**TASK GOAL:** Retype all of the lines below with no changes.

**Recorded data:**
* * *
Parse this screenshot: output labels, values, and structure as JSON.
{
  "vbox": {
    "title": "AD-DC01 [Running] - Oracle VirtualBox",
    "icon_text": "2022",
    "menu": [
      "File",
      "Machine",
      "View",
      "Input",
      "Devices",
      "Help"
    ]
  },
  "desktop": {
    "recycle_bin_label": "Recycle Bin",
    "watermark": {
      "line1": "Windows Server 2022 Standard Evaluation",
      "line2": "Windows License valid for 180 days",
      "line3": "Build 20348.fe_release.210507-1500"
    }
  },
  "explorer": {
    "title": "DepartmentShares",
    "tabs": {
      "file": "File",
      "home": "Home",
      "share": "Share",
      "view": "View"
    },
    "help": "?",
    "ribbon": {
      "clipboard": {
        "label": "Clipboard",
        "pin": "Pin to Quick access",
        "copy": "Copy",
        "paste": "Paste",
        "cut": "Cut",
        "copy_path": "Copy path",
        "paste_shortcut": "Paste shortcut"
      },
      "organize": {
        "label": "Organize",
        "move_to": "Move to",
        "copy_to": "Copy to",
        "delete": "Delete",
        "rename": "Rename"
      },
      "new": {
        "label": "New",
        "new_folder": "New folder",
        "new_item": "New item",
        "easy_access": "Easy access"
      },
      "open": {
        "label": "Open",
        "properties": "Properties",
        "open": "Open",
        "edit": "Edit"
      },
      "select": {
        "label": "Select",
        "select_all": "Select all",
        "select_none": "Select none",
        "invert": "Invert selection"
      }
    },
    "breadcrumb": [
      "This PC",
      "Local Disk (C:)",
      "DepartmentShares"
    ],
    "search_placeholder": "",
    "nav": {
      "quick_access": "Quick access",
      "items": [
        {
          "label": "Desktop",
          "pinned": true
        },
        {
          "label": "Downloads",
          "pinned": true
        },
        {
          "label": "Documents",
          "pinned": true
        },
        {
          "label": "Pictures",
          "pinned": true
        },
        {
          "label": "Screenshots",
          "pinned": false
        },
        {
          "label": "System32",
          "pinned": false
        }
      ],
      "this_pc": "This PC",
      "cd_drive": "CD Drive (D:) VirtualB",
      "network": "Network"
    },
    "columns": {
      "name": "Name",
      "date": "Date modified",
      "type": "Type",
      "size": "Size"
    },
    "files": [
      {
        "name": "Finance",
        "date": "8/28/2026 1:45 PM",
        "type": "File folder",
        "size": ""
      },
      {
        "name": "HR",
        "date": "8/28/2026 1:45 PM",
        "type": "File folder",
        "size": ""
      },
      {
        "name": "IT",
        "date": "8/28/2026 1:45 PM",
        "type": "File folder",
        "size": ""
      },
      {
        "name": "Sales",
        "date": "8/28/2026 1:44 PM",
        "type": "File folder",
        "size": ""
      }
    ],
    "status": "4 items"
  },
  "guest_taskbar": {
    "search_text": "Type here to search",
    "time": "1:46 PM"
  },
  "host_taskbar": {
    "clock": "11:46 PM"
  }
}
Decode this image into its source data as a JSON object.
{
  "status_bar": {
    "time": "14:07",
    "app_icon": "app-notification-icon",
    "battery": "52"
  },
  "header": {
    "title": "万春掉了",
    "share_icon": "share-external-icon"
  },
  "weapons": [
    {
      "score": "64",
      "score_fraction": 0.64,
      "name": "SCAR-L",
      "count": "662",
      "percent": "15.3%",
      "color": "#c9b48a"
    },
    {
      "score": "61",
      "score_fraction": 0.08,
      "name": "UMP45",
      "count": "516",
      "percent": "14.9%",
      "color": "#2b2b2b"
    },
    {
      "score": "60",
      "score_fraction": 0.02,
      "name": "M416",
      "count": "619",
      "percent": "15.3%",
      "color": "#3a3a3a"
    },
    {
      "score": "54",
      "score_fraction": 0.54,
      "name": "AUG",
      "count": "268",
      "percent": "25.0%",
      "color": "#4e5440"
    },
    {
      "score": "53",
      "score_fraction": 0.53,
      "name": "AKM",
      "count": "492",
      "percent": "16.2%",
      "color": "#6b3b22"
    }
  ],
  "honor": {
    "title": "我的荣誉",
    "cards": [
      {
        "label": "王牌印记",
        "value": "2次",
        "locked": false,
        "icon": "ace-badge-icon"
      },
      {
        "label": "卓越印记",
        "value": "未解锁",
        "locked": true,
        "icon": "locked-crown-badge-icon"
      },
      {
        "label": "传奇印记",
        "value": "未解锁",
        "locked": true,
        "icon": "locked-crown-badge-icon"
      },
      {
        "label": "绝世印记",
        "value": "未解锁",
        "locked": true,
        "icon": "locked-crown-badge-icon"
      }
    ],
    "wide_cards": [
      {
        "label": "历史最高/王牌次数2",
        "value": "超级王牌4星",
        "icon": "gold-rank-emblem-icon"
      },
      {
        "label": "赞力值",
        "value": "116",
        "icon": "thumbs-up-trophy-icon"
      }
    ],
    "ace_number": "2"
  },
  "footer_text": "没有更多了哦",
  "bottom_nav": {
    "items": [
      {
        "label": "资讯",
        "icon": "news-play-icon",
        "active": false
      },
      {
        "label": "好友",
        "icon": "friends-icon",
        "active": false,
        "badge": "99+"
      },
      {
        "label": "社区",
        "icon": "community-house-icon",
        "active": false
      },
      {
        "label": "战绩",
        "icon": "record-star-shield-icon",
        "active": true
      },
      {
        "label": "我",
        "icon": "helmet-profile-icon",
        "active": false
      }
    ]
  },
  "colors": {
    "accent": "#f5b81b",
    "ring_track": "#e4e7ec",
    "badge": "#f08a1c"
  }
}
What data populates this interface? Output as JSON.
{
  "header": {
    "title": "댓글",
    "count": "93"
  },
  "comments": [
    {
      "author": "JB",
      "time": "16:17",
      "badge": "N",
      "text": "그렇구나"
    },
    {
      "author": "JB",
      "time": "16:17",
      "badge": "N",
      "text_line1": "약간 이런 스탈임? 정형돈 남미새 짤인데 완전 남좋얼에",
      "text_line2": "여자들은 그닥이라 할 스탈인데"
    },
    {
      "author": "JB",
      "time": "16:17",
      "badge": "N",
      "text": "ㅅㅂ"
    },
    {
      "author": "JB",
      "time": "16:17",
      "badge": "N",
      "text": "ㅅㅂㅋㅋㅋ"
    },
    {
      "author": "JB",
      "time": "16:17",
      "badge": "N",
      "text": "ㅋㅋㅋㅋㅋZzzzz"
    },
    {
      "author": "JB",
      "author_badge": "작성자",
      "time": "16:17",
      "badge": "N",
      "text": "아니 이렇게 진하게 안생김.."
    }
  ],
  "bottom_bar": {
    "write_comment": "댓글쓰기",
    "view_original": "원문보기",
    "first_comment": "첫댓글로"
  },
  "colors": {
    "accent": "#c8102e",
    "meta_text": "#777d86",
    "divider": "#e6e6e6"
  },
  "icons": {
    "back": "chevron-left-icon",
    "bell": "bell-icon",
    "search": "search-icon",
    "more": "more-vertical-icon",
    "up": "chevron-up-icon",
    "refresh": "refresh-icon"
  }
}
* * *
**COMPLETED EXERCISE:**
Parse this screenshot: output labels, values, and structure as JSON.
{
  "vbox": {
    "title": "AD-DC01 [Running] - Oracle VirtualBox",
    "icon_text": "2022",
    "menu": [
      "File",
      "Machine",
      "View",
      "Input",
      "Devices",
      "Help"
    ]
  },
  "desktop": {
    "recycle_bin_label": "Recycle Bin",
    "watermark": {
      "line1": "Windows Server 2022 Standard Evaluation",
      "line2": "Windows License valid for 180 days",
      "line3": "Build 20348.fe_release.210507-1500"
    }
  },
  "explorer": {
    "title": "DepartmentShares",
    "tabs": {
      "file": "File",
      "home": "Home",
      "share": "Share",
      "view": "View"
    },
    "help": "?",
    "ribbon": {
      "clipboard": {
        "label": "Clipboard",
        "pin": "Pin to Quick access",
        "copy": "Copy",
        "paste": "Paste",
        "cut": "Cut",
        "copy_path": "Copy path",
        "paste_shortcut": "Paste shortcut"
      },
      "organize": {
        "label": "Organize",
        "move_to": "Move to",
        "copy_to": "Copy to",
        "delete": "Delete",
        "rename": "Rename"
      },
      "new": {
        "label": "New",
        "new_folder": "New folder",
        "new_item": "New item",
        "easy_access": "Easy access"
      },
      "open": {
        "label": "Open",
        "properties": "Properties",
        "open": "Open",
        "edit": "Edit"
      },
      "select": {
        "label": "Select",
        "select_all": "Select all",
        "select_none": "Select none",
        "invert": "Invert selection"
      }
    },
    "breadcrumb": [
      "This PC",
      "Local Disk (C:)",
      "DepartmentShares"
    ],
    "search_placeholder": "",
    "nav": {
      "quick_access": "Quick access",
      "items": [
        {
          "label": "Desktop",
          "pinned": true
        },
        {
          "label": "Downloads",
          "pinned": true
        },
        {
          "label": "Documents",
          "pinned": true
        },
        {
          "label": "Pictures",
          "pinned": true
        },
        {
          "label": "Screenshots",
          "pinned": false
        },
        {
          "label": "System32",
          "pinned": false
        }
      ],
      "this_pc": "This PC",
      "cd_drive": "CD Drive (D:) VirtualB",
      "network": "Network"
    },
    "columns": {
      "name": "Name",
      "date": "Date modified",
      "type": "Type",
      "size": "Size"
    },
    "files": [
      {
        "name": "Finance",
        "date": "8/28/2026 1:45 PM",
        "type": "File folder",
        "size": ""
      },
      {
        "name": "HR",
        "date": "8/28/2026 1:45 PM",
        "type": "File folder",
        "size": ""
      },
      {
        "name": "IT",
        "date": "8/28/2026 1:45 PM",
        "type": "File folder",
        "size": ""
      },
      {
        "name": "Sales",
        "date": "8/28/2026 1:44 PM",
        "type": "File folder",
        "size": ""
      }
    ],
    "status": "4 items"
  },
  "guest_taskbar": {
    "search_text": "Type here to search",
    "time": "1:46 PM"
  },
  "host_taskbar": {
    "clock": "11:46 PM"
  }
}
Decode this image into its source data as a JSON object.
{
  "status_bar": {
    "time": "14:07",
    "app_icon": "app-notification-icon",
    "battery": "52"
  },
  "header": {
    "title": "万春掉了",
    "share_icon": "share-external-icon"
  },
  "weapons": [
    {
      "score": "64",
      "score_fraction": 0.64,
      "name": "SCAR-L",
      "count": "662",
      "percent": "15.3%",
      "color": "#c9b48a"
    },
    {
      "score": "61",
      "score_fraction": 0.08,
      "name": "UMP45",
      "count": "516",
      "percent": "14.9%",
      "color": "#2b2b2b"
    },
    {
      "score": "60",
      "score_fraction": 0.02,
      "name": "M416",
      "count": "619",
      "percent": "15.3%",
      "color": "#3a3a3a"
    },
    {
      "score": "54",
      "score_fraction": 0.54,
      "name": "AUG",
      "count": "268",
      "percent": "25.0%",
      "color": "#4e5440"
    },
    {
      "score": "53",
      "score_fraction": 0.53,
      "name": "AKM",
      "count": "492",
      "percent": "16.2%",
      "color": "#6b3b22"
    }
  ],
  "honor": {
    "title": "我的荣誉",
    "cards": [
      {
        "label": "王牌印记",
        "value": "2次",
        "locked": false,
        "icon": "ace-badge-icon"
      },
      {
        "label": "卓越印记",
        "value": "未解锁",
        "locked": true,
        "icon": "locked-crown-badge-icon"
      },
      {
        "label": "传奇印记",
        "value": "未解锁",
        "locked": true,
        "icon": "locked-crown-badge-icon"
      },
      {
        "label": "绝世印记",
        "value": "未解锁",
        "locked": true,
        "icon": "locked-crown-badge-icon"
      }
    ],
    "wide_cards": [
      {
        "label": "历史最高/王牌次数2",
        "value": "超级王牌4星",
        "icon": "gold-rank-emblem-icon"
      },
      {
        "label": "赞力值",
        "value": "116",
        "icon": "thumbs-up-trophy-icon"
      }
    ],
    "ace_number": "2"
  },
  "footer_text": "没有更多了哦",
  "bottom_nav": {
    "items": [
      {
        "label": "资讯",
        "icon": "news-play-icon",
        "active": false
      },
      {
        "label": "好友",
        "icon": "friends-icon",
        "active": false,
        "badge": "99+"
      },
      {
        "label": "社区",
        "icon": "community-house-icon",
        "active": false
      },
      {
        "label": "战绩",
        "icon": "record-star-shield-icon",
        "active": true
      },
      {
        "label": "我",
        "icon": "helmet-profile-icon",
        "active": false
      }
    ]
  },
  "colors": {
    "accent": "#f5b81b",
    "ring_track": "#e4e7ec",
    "badge": "#f08a1c"
  }
}
What data populates this interface? Output as JSON.
{
  "header": {
    "title": "댓글",
    "count": "93"
  },
  "comments": [
    {
      "author": "JB",
      "time": "16:17",
      "badge": "N",
      "text": "그렇구나"
    },
    {
      "author": "JB",
      "time": "16:17",
      "badge": "N",
      "text_line1": "약간 이런 스탈임? 정형돈 남미새 짤인데 완전 남좋얼에",
      "text_line2": "여자들은 그닥이라 할 스탈인데"
    },
    {
      "author": "JB",
      "time": "16:17",
      "badge": "N",
      "text": "ㅅㅂ"
    },
    {
      "author": "JB",
      "time": "16:17",
      "badge": "N",
      "text": "ㅅㅂㅋㅋㅋ"
    },
    {
      "author": "JB",
      "time": "16:17",
      "badge": "N",
      "text": "ㅋㅋㅋㅋㅋZzzzz"
    },
    {
      "author": "JB",
      "author_badge": "작성자",
      "time": "16:17",
      "badge": "N",
      "text": "아니 이렇게 진하게 안생김.."
    }
  ],
  "bottom_bar": {
    "write_comment": "댓글쓰기",
    "view_original": "원문보기",
    "first_comment": "첫댓글로"
  },
  "colors": {
    "accent": "#c8102e",
    "meta_text": "#777d86",
    "divider": "#e6e6e6"
  },
  "icons": {
    "back": "chevron-left-icon",
    "bell": "bell-icon",
    "search": "search-icon",
    "more": "more-vertical-icon",
    "up": "chevron-up-icon",
    "refresh": "refresh-icon"
  }
}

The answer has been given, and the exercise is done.